Long term plan, this isn't a viable way of making money. I've had to sink a lot of money into the cards in the first place. Plus, some of the cards that were valuable 20 years ago, may be worthless now. So there's a chance I may have acquired some cards that were worth too much at the time. I know I picked up a ton of Wrath of Gods and Birds of Paradise when they were worth $15-20 each. However, as these two cards were being reprinted, eventually, the market got saturated so now they are worth $5-10 each. Fortunately, the main reason for me acquiring all those wraths were for deck building. Birds I traded a lot of them in the past to help me get other cards. So it wasn't a complete waste.
Actually, this reminds me of stocks. When things are hot, people are looking to buy. When things are not, people can't get rid of them fast enough.
Anyway, I still have a lot more cards. I may continue selling more, but I may eventually have to stop. The cards I have left are mainly in my decks or not worth very much to begin with. It would be interesting to see how much more I can get.
When selling collectibles, it doesn't necessarily mean Magic cards. It could be action figures, sock monkeys, tea towels... whatever! There's a market for everything.
In any case, this extra money will help pay for baby items (if we need anything else).
Either that or I can put the money to good use by investing it in ETFs.
*I believe the conditions are Mint, Near Mint, Lightly Played, Moderately Played, Heavily Played, and Damaged. Alternatively, they can be Mint/Near Mint, Excellent, Very Good, Good, Fair, and Poor. Mint/Near Mint usually means fresh out of the booster and never played before or played but in a plastic to protect the card from wear. Of course, no matter how careful you are, cards will get a slight bend if you use them to play. Even in a plastic. Unless you use a top loader to play, but that would be extremely difficult to shuffle and stack up.

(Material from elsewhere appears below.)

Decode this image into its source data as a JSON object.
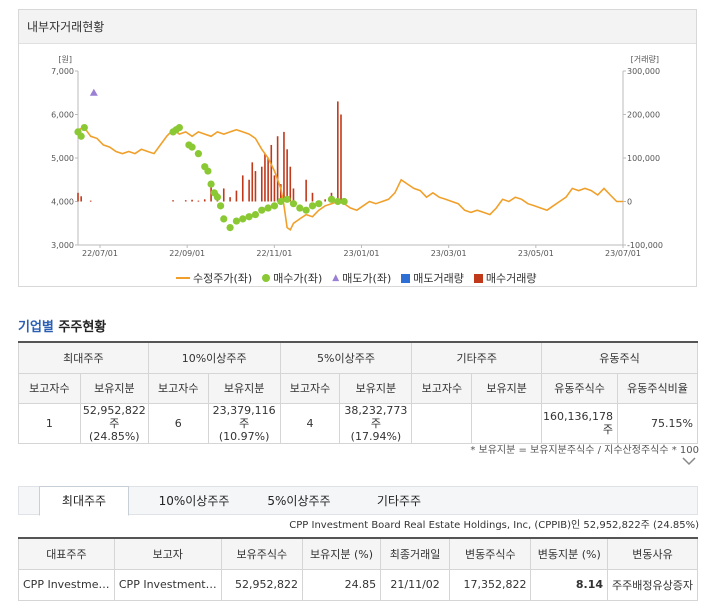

06/29/2017 EDIT: When orders stopped trickling in, I totaled everything up and it came out to be around $3,000. The big money maker was a set of 4 Gaia's Cradle that I sold for $950 USD. That was crazy.